Pediatric spay or neuter neutering (Proceedings)

ADVERTISEMENT

Pediatric spay or neuter neutering (Proceedings)

source-image
Aug 01, 2011

Adapted from an article originally published in Veterinary Medicine, February 2011.

Each year in the United States millions of homeless or unwanted dogs and cats are euthanized in animal shelters and humane societies. While precise numbers are difficult to obtain the Humane Society of the United States estimates that between 3 and 4 million dogs and cats are euthanized each year (HSUS 2006). Many factors have led to the overpopulation of dogs and cats and the solution will be multifaceted. Until safe and effective chemical or immunological sterilization is available spay neuter will be the cornerstone of any program to reduce the overpopulation thereby reducing the numbers of animals relinquished and euthanized each year.

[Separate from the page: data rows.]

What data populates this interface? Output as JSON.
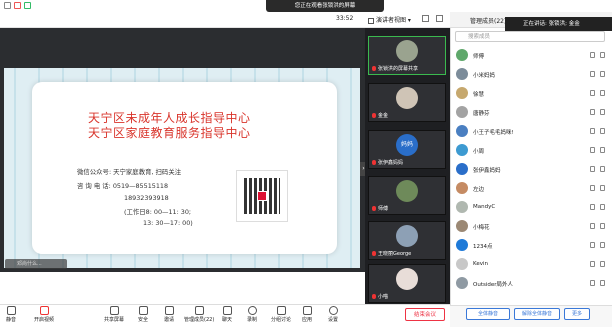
{
  "window": {
    "banner": "您正在观看张锁洪的屏幕",
    "clock": "33:52",
    "view_selector": "演讲者视图"
  },
  "participants_panel": {
    "title": "管理成员(22)",
    "speaking": "正在讲话: 张锁洪; 金金",
    "search_placeholder": "搜索成员",
    "members": [
      {
        "name": "师傅",
        "avatar_color": "#5fa86b"
      },
      {
        "name": "小米妈妈",
        "avatar_color": "#7c8c9a"
      },
      {
        "name": "徐慧",
        "avatar_color": "#c6a86e"
      },
      {
        "name": "唐静芬",
        "avatar_color": "#a3a3a3"
      },
      {
        "name": "小王子毛毛妈咪!",
        "avatar_color": "#4a7fc1"
      },
      {
        "name": "小周",
        "avatar_color": "#3d9ad1"
      },
      {
        "name": "张伊鑫妈妈",
        "avatar_color": "#2a6ec9"
      },
      {
        "name": "左边",
        "avatar_color": "#c58b63"
      },
      {
        "name": "MandyC",
        "avatar_color": "#b0b8b0"
      },
      {
        "name": "小梅花",
        "avatar_color": "#9b8874"
      },
      {
        "name": "1234点",
        "avatar_color": "#1f7ad8"
      },
      {
        "name": "Kevin",
        "avatar_color": "#c8c8c8"
      },
      {
        "name": "Outsider局外人",
        "avatar_color": "#8f9aa3"
      }
    ],
    "mute_all": "全体静音",
    "unmute_all": "解除全体静音",
    "more": "更多"
  },
  "slide": {
    "title_line1": "天宁区未成年人成长指导中心",
    "title_line2": "天宁区家庭教育服务指导中心",
    "wechat": "微信公众号: 天宁家庭教育, 扫码关注",
    "phone": "咨 询 电 话: 0519—85515118",
    "mobile": "18932393918",
    "hours1": "(工作日8: 00—11: 30;",
    "hours2": "13: 30—17: 00)",
    "namepill": "邓尚什么..."
  },
  "thumbnails": [
    {
      "label": "张锁洪的屏幕共享",
      "active": true
    },
    {
      "label": "金金",
      "active": false
    },
    {
      "label": "张伊鑫妈妈",
      "avatar_text": "妈妈",
      "active": false
    },
    {
      "label": "师傅",
      "active": false
    },
    {
      "label": "王晓丽George",
      "active": false
    },
    {
      "label": "小喵",
      "active": false
    }
  ],
  "toolbar": {
    "mute": "静音",
    "start_video": "开启视频",
    "share_screen": "共享屏幕",
    "security": "安全",
    "invite": "邀请",
    "manage_members": "管理成员(22)",
    "chat": "聊天",
    "record": "录制",
    "breakout": "分组讨论",
    "apps": "应用",
    "settings": "设置",
    "end_meeting": "结束会议"
  },
  "colors": {
    "slide_title": "#d9342b",
    "active_thumb": "#3bba4f",
    "accent_blue": "#3a78d8",
    "end_red": "#e34"
  }
}
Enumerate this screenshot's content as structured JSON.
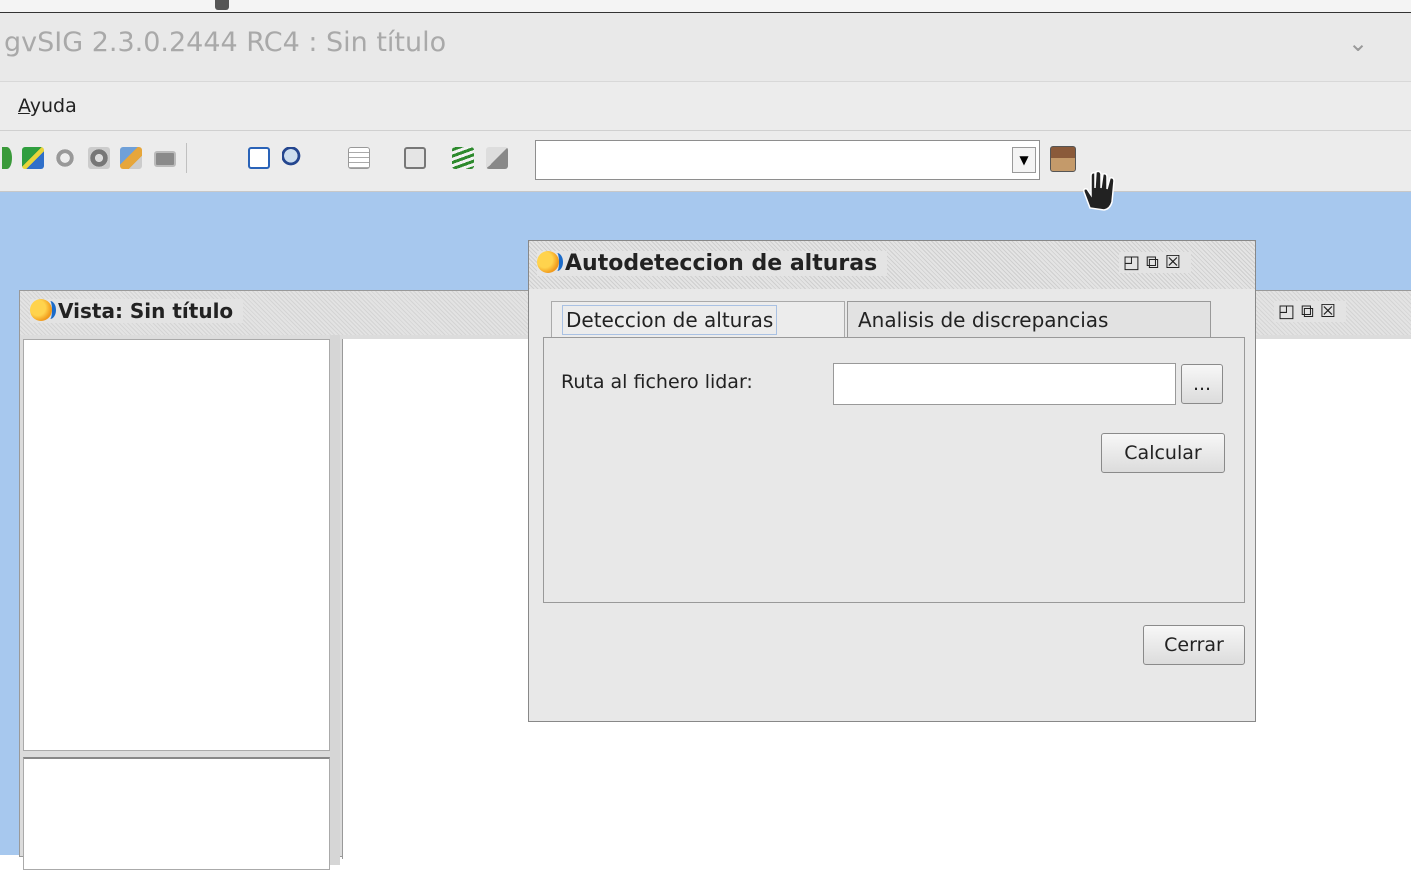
{
  "window": {
    "title": "gvSIG 2.3.0.2444 RC4 : Sin título"
  },
  "menubar": {
    "items": [
      {
        "underline": "A",
        "rest": "yuda"
      }
    ]
  },
  "toolbar": {
    "icons": [
      "globe-icon",
      "map-icon",
      "link-icon",
      "photo-icon",
      "edit-icon",
      "screen-icon",
      "doc-icon",
      "zoom-icon",
      "table-icon",
      "clipboard-icon",
      "layers-icon",
      "layer-edit-icon",
      "add-layer-icon"
    ],
    "combo_value": ""
  },
  "vista": {
    "title": "Vista: Sin título",
    "buttons": "◰⧉☒"
  },
  "dialog": {
    "title": "Autodeteccion de alturas",
    "buttons": "◰⧉☒",
    "tabs": [
      "Deteccion de alturas",
      "Analisis de discrepancias"
    ],
    "path_label": "Ruta al fichero lidar:",
    "path_value": "",
    "browse_label": "...",
    "calculate_label": "Calcular",
    "close_label": "Cerrar"
  },
  "colors": {
    "desktop": "#a7c8ee",
    "accent_orange": "#f19a1b",
    "accent_blue": "#1b6bc9"
  }
}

Ovariohysterectomy and castration of pediatric dogs and cats (between 8 and 16 weeks of age) is supported by the AVMA and is becoming increasing popular especially in the shelter and high-quality high-volume spay neuter environments. The AVMA position statement says, "Resolved that the AVMA supports the concept of early (8-16 weeks) ovariohysterectomies/gonadectomies in dogs and cats, in an effort to stem the overpopulation problem in these species (AVMA 1994)." "The concept is for the benefit of animal shelter and humane society spay/neuter programs. Individual veterinarians have the right/responsibility to decide on what age they will perform the procedure." Other organizations supporting pediatric neutering include the:
     • Canadian Veterinary Medical Association (CVMA 2006)
     • British Small Animal Veterinary Association (Association 2006)
     • American Animal Hospital Association (AAHA 2010)

The most effective way to ensure that animals adopted from shelters do not reproduce is to spay or neuter them prior to adoption. In fact, the ASV Guidelines for Standards of Care in Animal Shelters states that "animal shelters should require that cats and dogs who are adopted into homes be spayed or neutered (Newbury S 2010)." Voucher programs or prepaid spay neuter programs in which arrangements to have an adopted animal spayed or castrated are made at the time of adoption simply do not work. Nationally compliance rate of these programs is less than 40% (Manning AM 1992; AVMA 1997; Petsmart Charities 2010). With pre-adoption spay and castration there, obviously, is no compliance issue. In the shelter environment the authors recommend spay or neuter prior to adoption and as young as 6 weeks of age. In a practice environment for owned animals the recommendation is to establish one more appointment at the end of the puppy/kitten vaccination series. In this manner puppies and kittens are spayed or neutered prior to 5 months of age, before sexual maturity.